Problem statement → Retype the listing below exactly, pictures removed.

---------------

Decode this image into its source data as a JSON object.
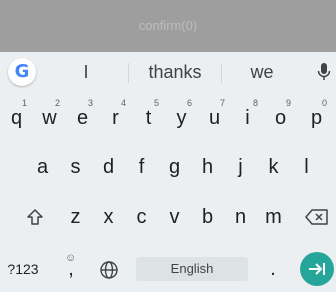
{
  "confirm": {
    "label": "confirm(0)"
  },
  "suggestions": {
    "items": [
      "I",
      "thanks",
      "we"
    ],
    "logo_text": "G"
  },
  "keyboard": {
    "row1": [
      {
        "label": "q",
        "hint": "1"
      },
      {
        "label": "w",
        "hint": "2"
      },
      {
        "label": "e",
        "hint": "3"
      },
      {
        "label": "r",
        "hint": "4"
      },
      {
        "label": "t",
        "hint": "5"
      },
      {
        "label": "y",
        "hint": "6"
      },
      {
        "label": "u",
        "hint": "7"
      },
      {
        "label": "i",
        "hint": "8"
      },
      {
        "label": "o",
        "hint": "9"
      },
      {
        "label": "p",
        "hint": "0"
      }
    ],
    "row2": [
      "a",
      "s",
      "d",
      "f",
      "g",
      "h",
      "j",
      "k",
      "l"
    ],
    "row3": [
      "z",
      "x",
      "c",
      "v",
      "b",
      "n",
      "m"
    ],
    "bottom": {
      "symbols_label": "?123",
      "comma_label": ",",
      "emoji_hint": "☺",
      "space_label": "English",
      "period_label": "."
    },
    "accent_color": "#26a69a",
    "icons": [
      "shift-icon",
      "backspace-icon",
      "globe-icon",
      "enter-icon",
      "mic-icon"
    ]
  }
}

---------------

Your solution →
Decode this image into its source data as a JSON object.
{
  "confirm": {
    "label": "confirm(0)"
  },
  "suggestions": {
    "items": [
      "I",
      "thanks",
      "we"
    ],
    "logo_text": "G"
  },
  "keyboard": {
    "row1": [
      {
        "label": "q",
        "hint": "1"
      },
      {
        "label": "w",
        "hint": "2"
      },
      {
        "label": "e",
        "hint": "3"
      },
      {
        "label": "r",
        "hint": "4"
      },
      {
        "label": "t",
        "hint": "5"
      },
      {
        "label": "y",
        "hint": "6"
      },
      {
        "label": "u",
        "hint": "7"
      },
      {
        "label": "i",
        "hint": "8"
      },
      {
        "label": "o",
        "hint": "9"
      },
      {
        "label": "p",
        "hint": "0"
      }
    ],
    "row2": [
      "a",
      "s",
      "d",
      "f",
      "g",
      "h",
      "j",
      "k",
      "l"
    ],
    "row3": [
      "z",
      "x",
      "c",
      "v",
      "b",
      "n",
      "m"
    ],
    "bottom": {
      "symbols_label": "?123",
      "comma_label": ",",
      "emoji_hint": "☺",
      "space_label": "English",
      "period_label": "."
    },
    "accent_color": "#26a69a",
    "icons": [
      "shift-icon",
      "backspace-icon",
      "globe-icon",
      "enter-icon",
      "mic-icon"
    ]
  }
}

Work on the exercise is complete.